“Then, during the midst of the pandemic, Wargo got frustrated with the project and flew out to L.A. on a rented private plane and went to Hollywood,” Bird explained. Wargo met with Charles Roven, one of Nolan’s longtime producers, who handed the book to the director.
As it happened, Nolan had recently completed “Tenet,” a movie that references the atomic bomb, and one of its stars, Robert Pattinson, had given the director a book of Oppenheimer’s speeches as a wrap gift.
“I’m always pushing various things forward, but this is one where a lot of different planets aligned,” Nolan explained during an interview, recalling the particular scene from “American Prometheus” that hooked him: “Los Alamos, this place that will always live in history or infamy, was first a place where Oppenheimer and his brother loved to go camping. Suddenly, like a bolt from the blue, I’m looking at the most personal possible connection between a character and a massive change to the world that couldn’t be undone.”
“It was all very slow,” said Bird, “until suddenly one day it wasn’t.”
That fall, Nolan called Bird, asking if he and Sherwin could come up to New York from D.C. (where Sherwin had also moved) to meet with the director. Sherwin, then 84, was at that point too weak to travel. Two years earlier, he had been diagnosed with small-cell lung cancer.
“We met for two and a half hours, and Nolan humored my probing about the project,” Bird said. “But he made it clear that he worked confidentially and was not sharing the script.”
Nolan, for his part, found their meeting quelled some of his own jitters about the adaptation.
“One thing Kai said to me which gave me an enormous sense of confidence was that he believed any film should be framed around the security clearance,” said Nolan, whose script and final film is structured around that drama. “I breathed a large sigh of relief knowing he wouldn’t think I’d done anything so radical.”
Bird, after raising a glass to Nolan and toasting him with Oppenheimer’s words — “To the confusion of our enemies!” — was able to extract one kernel about the film.
“Did that line make it into the script?” he asked Nolan.
“It was in there,” the director said, “but I had to cut it for space.”
Back in Washington, Bird rushed over to Sherwin’s home to tell him about the meeting. “He was gratified,” Bird recalled, “but still skeptical.”
Two weeks later, on Oct. 6, 2021, Sherwin passed away.
Those closest to him have spent the last year savoring the making of “Oppenheimer” on his behalf.

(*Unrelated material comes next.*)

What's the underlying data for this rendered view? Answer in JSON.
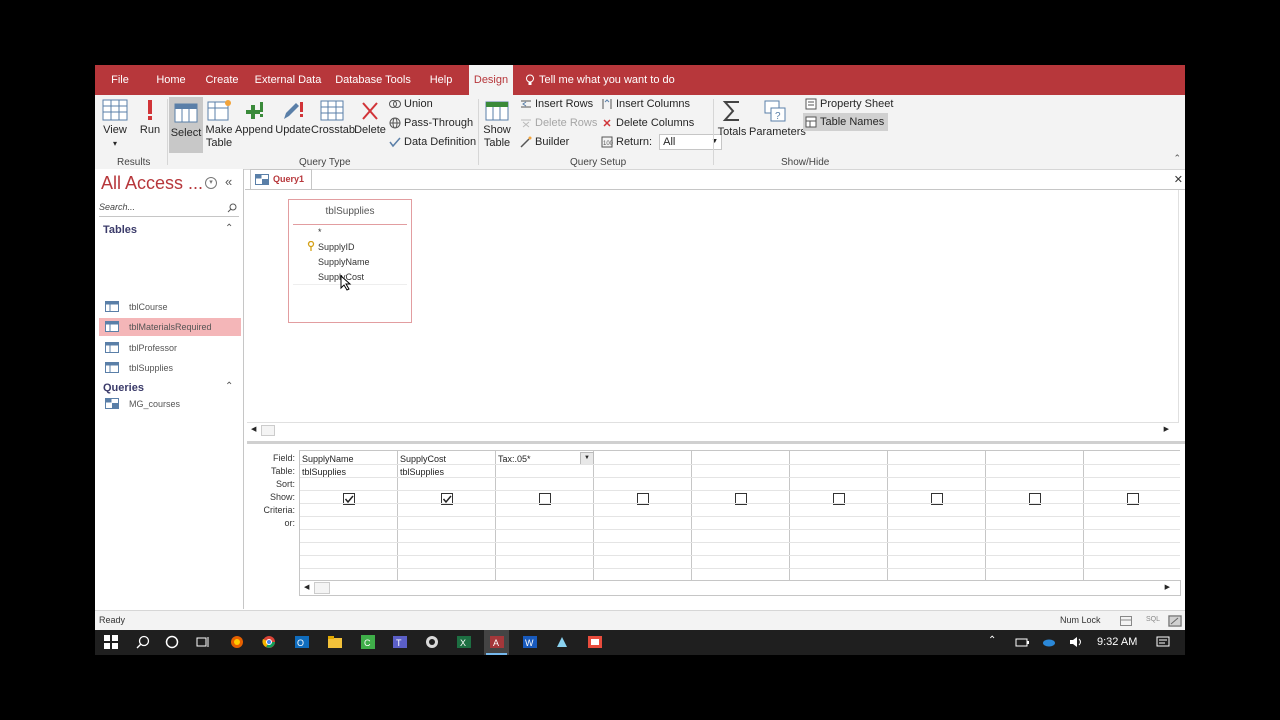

Susan and Alex Sherwin spent a day on the film’s set in Princeton, N.J., where they met Cillian Murphy, who plays Oppenheimer, and were startled to see in 3-D a version of the world Marty had dedicated so much of his life to researching.

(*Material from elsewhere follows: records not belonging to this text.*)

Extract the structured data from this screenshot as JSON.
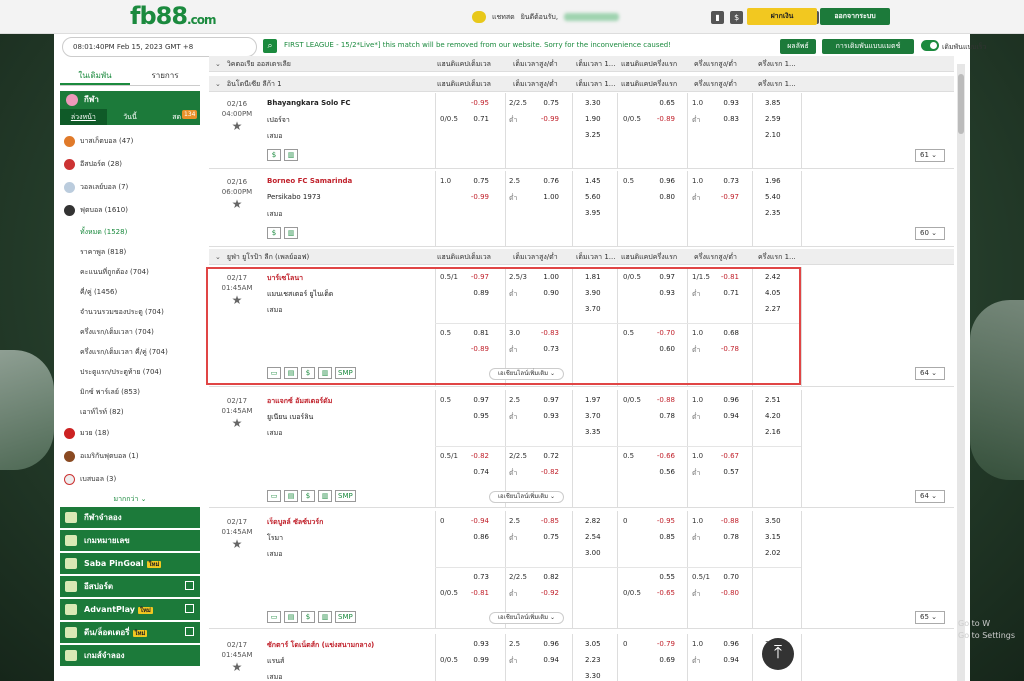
{
  "site": {
    "logo": "fb88",
    "logo_suffix": ".com"
  },
  "topbar": {
    "chat": "แชทสด",
    "greeting": "ยินดีต้อนรับ,",
    "deposit": "ฝากเงิน",
    "logout": "ออกจากระบบ"
  },
  "toolbar": {
    "datetime": "08:01:40PM Feb 15, 2023 GMT +8",
    "marquee": "FIRST LEAGUE - 15/2*Live*] this match will be removed from our website. Sorry for the inconvenience caused!",
    "results": "ผลลัพธ์",
    "sort": "การเดิมพันแบบแมตช์",
    "fast_bet": "เดิมพันแบบเร็ว"
  },
  "sidebar": {
    "tabs": [
      "ในเดิมพัน",
      "รายการ"
    ],
    "sport_title": "กีฬา",
    "subtabs": [
      "ล่วงหน้า",
      "วันนี้",
      "สด"
    ],
    "live_count": "134",
    "sports": [
      {
        "label": "บาสเก็ตบอล (47)"
      },
      {
        "label": "อีสปอร์ต (28)"
      },
      {
        "label": "วอลเลย์บอล (7)"
      },
      {
        "label": "ฟุตบอล (1610)"
      }
    ],
    "soccer_sub": [
      {
        "label": "ทั้งหมด (1528)"
      },
      {
        "label": "ราคาพูล (818)"
      },
      {
        "label": "คะแนนที่ถูกต้อง (704)"
      },
      {
        "label": "คี่/คู่ (1456)"
      },
      {
        "label": "จำนวนรวมของประตู (704)"
      },
      {
        "label": "ครึ่งแรก/เต็มเวลา (704)"
      },
      {
        "label": "ครึ่งแรก/เต็มเวลา คี่/คู่ (704)"
      },
      {
        "label": "ประตูแรก/ประตูท้าย (704)"
      },
      {
        "label": "มิกซ์ พาร์เลย์ (853)"
      },
      {
        "label": "เอาท์ไรท์ (82)"
      }
    ],
    "sports2": [
      {
        "label": "มวย (18)"
      },
      {
        "label": "อเมริกันฟุตบอล (1)"
      },
      {
        "label": "เบสบอล (3)"
      }
    ],
    "more": "มากกว่า",
    "games": [
      {
        "label": "กีฬาจำลอง",
        "new": ""
      },
      {
        "label": "เกมหมายเลข",
        "new": ""
      },
      {
        "label": "Saba PinGoal",
        "new": "ใหม่"
      },
      {
        "label": "อีสปอร์ต",
        "new": ""
      },
      {
        "label": "AdvantPlay",
        "new": "ใหม่"
      },
      {
        "label": "ดีน/ล็อตเตอรี่",
        "new": "ใหม่"
      },
      {
        "label": "เกมส์จำลอง",
        "new": ""
      }
    ]
  },
  "columns": {
    "hdp_ft": "แฮนดิแคปเต็มเวล",
    "ou_ft": "เต็มเวลาสูง/ต่ำ",
    "x12_ft": "เต็มเวลา 1...",
    "hdp_1h": "แฮนดิแคปครึ่งแรก",
    "ou_1h": "ครึ่งแรกสูง/ต่ำ",
    "x12_1h": "ครึ่งแรก 1..."
  },
  "leagues": {
    "l0": "วิคตอเรีย ออสเตรเลีย",
    "l1": "อินโดนีเซีย ลีก้า 1",
    "l2": "ยูฟ่า ยูโรป้า ลีก (เพลย์ออฟ)"
  },
  "labels": {
    "draw": "เสมอ",
    "under": "ต่ำ",
    "more_bets": "เอเชียนไลน์เพิ่มเติม",
    "smp": "SMP"
  },
  "matches": [
    {
      "date": "02/16",
      "time": "04:00PM",
      "home": "Bhayangkara Solo FC",
      "away": "เปอร์จา",
      "count": "61",
      "ft": {
        "hc": [
          "",
          "0/0.5"
        ],
        "hdp": [
          "-0.95",
          "0.71"
        ],
        "ou": [
          "2/2.5",
          ""
        ],
        "ouo": [
          "0.75",
          "-0.99"
        ],
        "x": [
          "3.30",
          "1.90",
          "3.25"
        ]
      },
      "h1": {
        "hc": [
          "",
          "0/0.5"
        ],
        "hdp": [
          "0.65",
          "-0.89"
        ],
        "ou": [
          "1.0",
          ""
        ],
        "ouo": [
          "0.93",
          "0.83"
        ],
        "x": [
          "3.85",
          "2.59",
          "2.10"
        ]
      }
    },
    {
      "date": "02/16",
      "time": "06:00PM",
      "home": "Borneo FC Samarinda",
      "away": "Persikabo 1973",
      "count": "60",
      "ft": {
        "hc": [
          "1.0",
          ""
        ],
        "hdp": [
          "0.75",
          "-0.99"
        ],
        "ou": [
          "2.5",
          ""
        ],
        "ouo": [
          "0.76",
          "1.00"
        ],
        "x": [
          "1.45",
          "5.60",
          "3.95"
        ]
      },
      "h1": {
        "hc": [
          "0.5",
          ""
        ],
        "hdp": [
          "0.96",
          "0.80"
        ],
        "ou": [
          "1.0",
          ""
        ],
        "ouo": [
          "0.73",
          "-0.97"
        ],
        "x": [
          "1.96",
          "5.40",
          "2.35"
        ]
      }
    },
    {
      "date": "02/17",
      "time": "01:45AM",
      "home": "บาร์เซโลนา",
      "away": "แมนเชสเตอร์ ยูไนเต็ด",
      "count": "64",
      "ft": {
        "hc": [
          "0.5/1",
          ""
        ],
        "hdp": [
          "-0.97",
          "0.89"
        ],
        "ou": [
          "2.5/3",
          ""
        ],
        "ouo": [
          "1.00",
          "0.90"
        ],
        "x": [
          "1.81",
          "3.90",
          "3.70"
        ]
      },
      "h1": {
        "hc": [
          "0/0.5",
          ""
        ],
        "hdp": [
          "0.97",
          "0.93"
        ],
        "ou": [
          "1/1.5",
          ""
        ],
        "ouo": [
          "-0.81",
          "0.71"
        ],
        "x": [
          "2.42",
          "4.05",
          "2.27"
        ]
      },
      "alt": {
        "hc": "0.5",
        "hdp": [
          "0.81",
          "-0.89"
        ],
        "ou": "3.0",
        "ouo": [
          "-0.83",
          "0.73"
        ],
        "hc1": "0.5",
        "hdp1": [
          "-0.70",
          "0.60"
        ],
        "ou1": "1.0",
        "ouo1": [
          "0.68",
          "-0.78"
        ]
      }
    },
    {
      "date": "02/17",
      "time": "01:45AM",
      "home": "อาแจกซ์ อัมสเตอร์ดัม",
      "away": "ยูเนียน เบอร์ลิน",
      "count": "64",
      "ft": {
        "hc": [
          "0.5",
          ""
        ],
        "hdp": [
          "0.97",
          "0.95"
        ],
        "ou": [
          "2.5",
          ""
        ],
        "ouo": [
          "0.97",
          "0.93"
        ],
        "x": [
          "1.97",
          "3.70",
          "3.35"
        ]
      },
      "h1": {
        "hc": [
          "0/0.5",
          ""
        ],
        "hdp": [
          "-0.88",
          "0.78"
        ],
        "ou": [
          "1.0",
          ""
        ],
        "ouo": [
          "0.96",
          "0.94"
        ],
        "x": [
          "2.51",
          "4.20",
          "2.16"
        ]
      },
      "alt": {
        "hc": "0.5/1",
        "hdp": [
          "-0.82",
          "0.74"
        ],
        "ou": "2/2.5",
        "ouo": [
          "0.72",
          "-0.82"
        ],
        "hc1": "0.5",
        "hdp1": [
          "-0.66",
          "0.56"
        ],
        "ou1": "1.0",
        "ouo1": [
          "-0.67",
          "0.57"
        ]
      }
    },
    {
      "date": "02/17",
      "time": "01:45AM",
      "home": "เร็ดบูลล์ ซัลซ์บวร์ก",
      "away": "โรมา",
      "count": "65",
      "ft": {
        "hc": [
          "0",
          ""
        ],
        "hdp": [
          "-0.94",
          "0.86"
        ],
        "ou": [
          "2.5",
          ""
        ],
        "ouo": [
          "-0.85",
          "0.75"
        ],
        "x": [
          "2.82",
          "2.54",
          "3.00"
        ]
      },
      "h1": {
        "hc": [
          "0",
          ""
        ],
        "hdp": [
          "-0.95",
          "0.85"
        ],
        "ou": [
          "1.0",
          ""
        ],
        "ouo": [
          "-0.88",
          "0.78"
        ],
        "x": [
          "3.50",
          "3.15",
          "2.02"
        ]
      },
      "alt": {
        "hc": "",
        "hdp": [
          "0.73",
          "-0.81"
        ],
        "ou": "2/2.5",
        "ouo": [
          "0.82",
          "-0.92"
        ],
        "hc1": "",
        "hdp1": [
          "0.55",
          "-0.65"
        ],
        "ou1": "0.5/1",
        "ouo1": [
          "0.70",
          "-0.80"
        ]
      },
      "alt_hc_away": "0/0.5",
      "alt_hc1_away": "0/0.5"
    },
    {
      "date": "02/17",
      "time": "01:45AM",
      "home": "ซักตาร์ โดเน็ตส์ก (แข่งสนามกลาง)",
      "away": "แรนส์",
      "count": "",
      "ft": {
        "hc": [
          "",
          "0/0.5"
        ],
        "hdp": [
          "0.93",
          "0.99"
        ],
        "ou": [
          "2.5",
          ""
        ],
        "ouo": [
          "0.96",
          "0.94"
        ],
        "x": [
          "3.05",
          "2.23",
          "3.30"
        ]
      },
      "h1": {
        "hc": [
          "0",
          ""
        ],
        "hdp": [
          "-0.79",
          "0.69"
        ],
        "ou": [
          "1.0",
          ""
        ],
        "ouo": [
          "0.96",
          "0.94"
        ],
        "x": [
          "3.75",
          "2.11",
          ""
        ]
      }
    }
  ],
  "watermark": [
    "Go to W",
    "Go to Settings"
  ],
  "colors": {
    "accent": "#1c7a3a",
    "negative": "#c0202a",
    "highlight": "#e04545"
  }
}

Just before filming, Nolan let Bird read the script, putting the writer up in a downtown Manhattan hotel and waiting in the lobby for him to finish. Bird was struck by how faithful it was to the book, capturing what was always most important to Sherwin: the paradoxes at the heart of Oppenheimer’s character and the intimate details that dovetailed with enormous plate shifts of world history.
“He died knowing it was in the works, but it’s sad that he can’t be here to see the hoopla,” said Bird. “Marty would have loved it.”
Amsden is a writer based in Los Angeles.